Charity C. Tran
There was once a transcontinental search for me when I was twenty-six-years-old.
It lasted about 30 minutes.
It required about 10 phone calls Ė seven of which were from one person.
Sometime after my alarm rang at about seven a.m., I had dozed off while NPR chatter came through my radio. I was supposed to be awake and ready at nine a.m. for my friend Thea to pick me up for a coffee outing.
Thea stopped by my place as scheduled Ė sending me a text before she left and calling me when she got there. Sometime in the midst of me missing seven phone calls while my phone was on vibrate, she called up our friends Esteban and Melissa who we were supposed to meet for coffee that morning in Culver City.
The suggestion of calling up my roommate Serena was made Ė lest anything had happened to me.
The problem with trying to reach my roommate Serena? No one had her phone number.
Esteban then proceeded to call the one person he knew who would have her number, his former roommate JonÖ.in Virginia.
Jon then calls Serena back in California, who incidentally wasnít even at our townhouse.
Serena then proceeds to call me.
When I answered, she said, ďOh, weird...Ē
At that point, I was already awake and had talked to Thea. I was able to explain to Serena that I had just overslept and hadnít heard my phone ring.
Iím not sure how many other people would have warranted a transcontinental search, but I suppose being a person that generally gets back to people right away about scheduled things and suddenly doesnít, tends to make people worry. Not to mention, having an epileptic disorder that sometimes involves motor-related impairments tends to increase any worry exponentially.

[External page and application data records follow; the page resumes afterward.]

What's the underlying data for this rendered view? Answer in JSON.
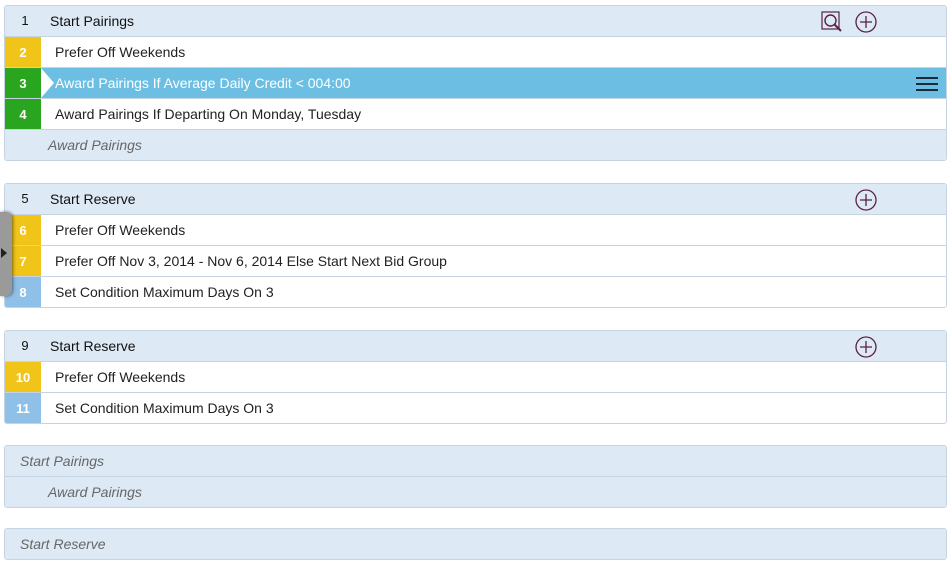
{
  "groups": [
    {
      "header": {
        "num": "1",
        "label": "Start Pairings"
      },
      "rules": [
        {
          "num": "2",
          "label": "Prefer Off Weekends",
          "color": "yellow"
        },
        {
          "num": "3",
          "label": "Award Pairings If Average Daily Credit < 004:00",
          "color": "green",
          "selected": true
        },
        {
          "num": "4",
          "label": "Award Pairings If Departing On Monday, Tuesday",
          "color": "green"
        }
      ],
      "placeholder": "Award Pairings"
    },
    {
      "header": {
        "num": "5",
        "label": "Start Reserve"
      },
      "rules": [
        {
          "num": "6",
          "label": "Prefer Off Weekends",
          "color": "yellow"
        },
        {
          "num": "7",
          "label": "Prefer Off Nov 3, 2014 - Nov 6, 2014 Else Start Next Bid Group",
          "color": "yellow"
        },
        {
          "num": "8",
          "label": "Set Condition Maximum Days On 3",
          "color": "blue"
        }
      ]
    },
    {
      "header": {
        "num": "9",
        "label": "Start Reserve"
      },
      "rules": [
        {
          "num": "10",
          "label": "Prefer Off Weekends",
          "color": "yellow"
        },
        {
          "num": "11",
          "label": "Set Condition Maximum Days On 3",
          "color": "blue"
        }
      ]
    }
  ],
  "placeholder_group_1": {
    "start": "Start Pairings",
    "award": "Award Pairings"
  },
  "placeholder_group_2": {
    "start": "Start Reserve"
  },
  "colors": {
    "yellow": "#f0c419",
    "green": "#2aa520",
    "blue": "#8fc0e8",
    "selected_row": "#6cbfe3",
    "header_bg": "#dde9f4"
  },
  "icons": {
    "search": "search-icon",
    "add": "plus-circle-icon",
    "menu": "hamburger-menu-icon",
    "handle": "side-panel-handle"
  }
}
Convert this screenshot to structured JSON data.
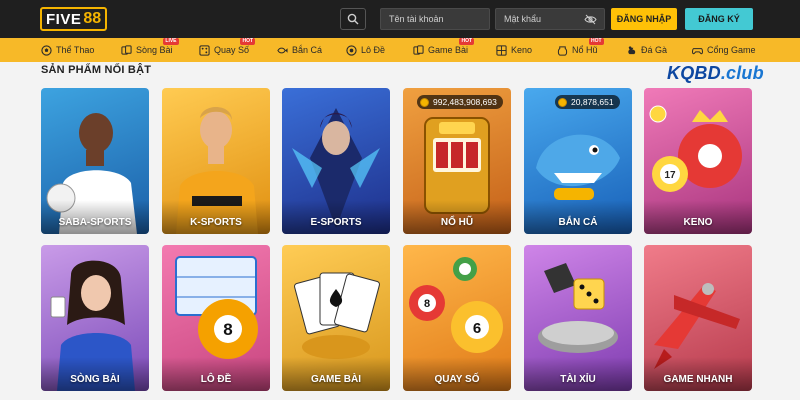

My seizures arenít like the kind dramatized on television. I donít lose consciousness. People arenít standing by in panic as I shake uncontrollably. In general, I donít realize something has happened until I have the effects of one. In my case, there are days I canít walk because I canít lift my foot. Iím like Uma Thurman in ďKill BillĒ trying to will her toe to move Ė except not quite as cool and successful in getting mind to work over matter. But even in those moments where Iím at my weakest, asking for help is hard and I donít do it unless I really donít have a choice.
So given all that, I felt a bit guilty that such a search ensued when I was catching some unplanned shut-eye. But what I mostly felt is an overwhelming sense of appreciation. I pride myself in being an independent person, of my ability to not only take care of myself but also the people I care about. And while the search wasnít long and the transcontinental part was about three phone calls and ten minutes, I learned a little something ironic about independence.
A personís independence is only made stronger by having people to rely on.
And if thatís the case, Iím a very lucky independent woman.